Gagging legislation becomes law

Thu,30 January 2014
News Equality & Rights

Disability Rights UK has been extremely concerned about the legislation on lobbying that has been going through Parliament.

In particular we have been concerned about clauses that will severely restrict the ability of charities to campaign during the period running up to a General Election.  Unfortunately, despite the efforts of parliamentarians such as Baroness Campbell of Surbiton, one of our ambassadors, attempts to overturn the gagging of charities has failed.

When the legislation came before the House of Lords the amendment to delete the gagging clause was passed with a substantial majority.  However in the Commons MPs voted to reinstate the clause.  Last Tuesday the Bill returned to the House of Lords who had to decide whether to face down the Commons or let the clause stand.  The Lords voted 245 for the clause and 245 against.  The clause therefore stands and becomes law as, in the event of a tied vote, the Government gets its way.

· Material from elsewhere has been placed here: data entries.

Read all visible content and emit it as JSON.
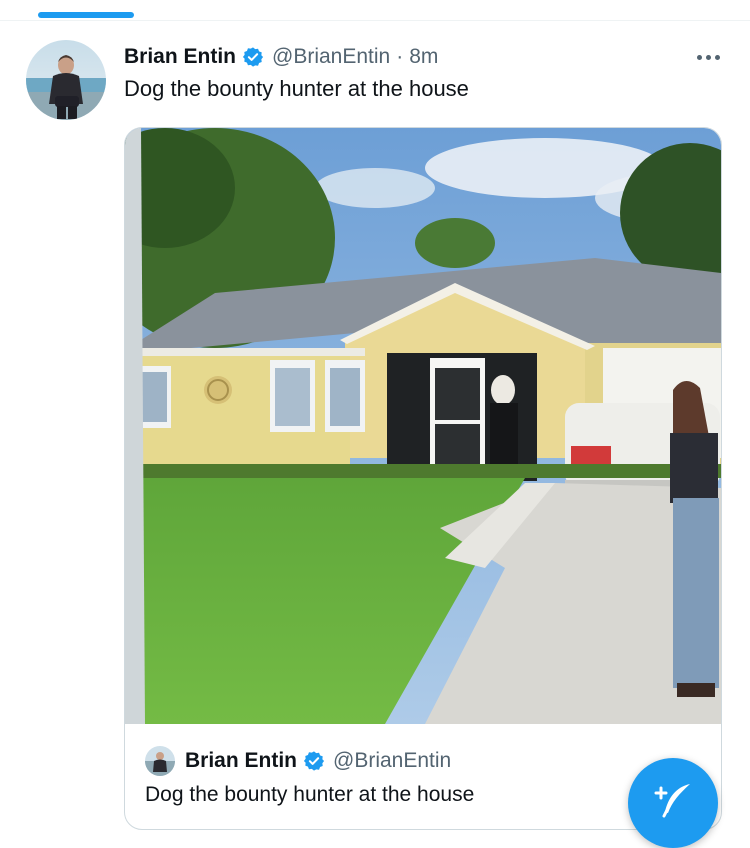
{
  "colors": {
    "accent": "#1d9bf0",
    "text_primary": "#0f1419",
    "text_secondary": "#536471"
  },
  "tweet": {
    "author_name": "Brian Entin",
    "handle": "@BrianEntin",
    "separator": "·",
    "time": "8m",
    "text": "Dog the bounty hunter at the house",
    "verified_icon": "verified-badge-icon",
    "more_icon": "more-options-icon"
  },
  "quoted_tweet": {
    "author_name": "Brian Entin",
    "handle": "@BrianEntin",
    "text": "Dog the bounty hunter at the house",
    "verified_icon": "verified-badge-icon"
  },
  "compose_button": {
    "icon": "compose-tweet-icon"
  }
}
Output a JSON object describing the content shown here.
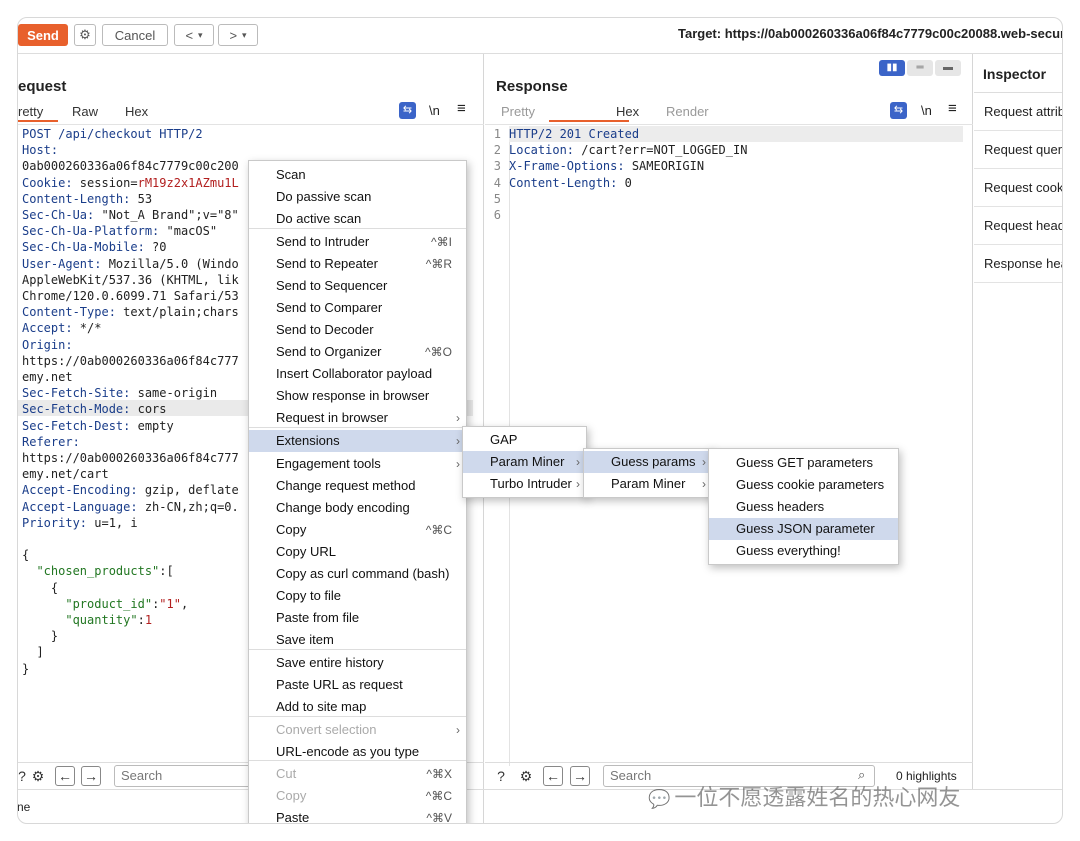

Sue Bott, Policy and Development Director for Disability Rights UK comments:

‘I find it deeply concerning for our democracy when the government feels the need to try and stop charities, even small charities, from having a say on the issues that concern them and their members.  What do political parties have to fear?  We are also concerned about how little attention this has received in the media.  In fact in its report on parliament the day after the Commons voted for the gagging clause, the BBC Today programme chose to highlight how much government departments spent on biscuits at meetings instead.  We will be watching carefully to see how the legislation will be implemented but are determined to promote the interests of disabled people both now and in the run up to the next General Election.’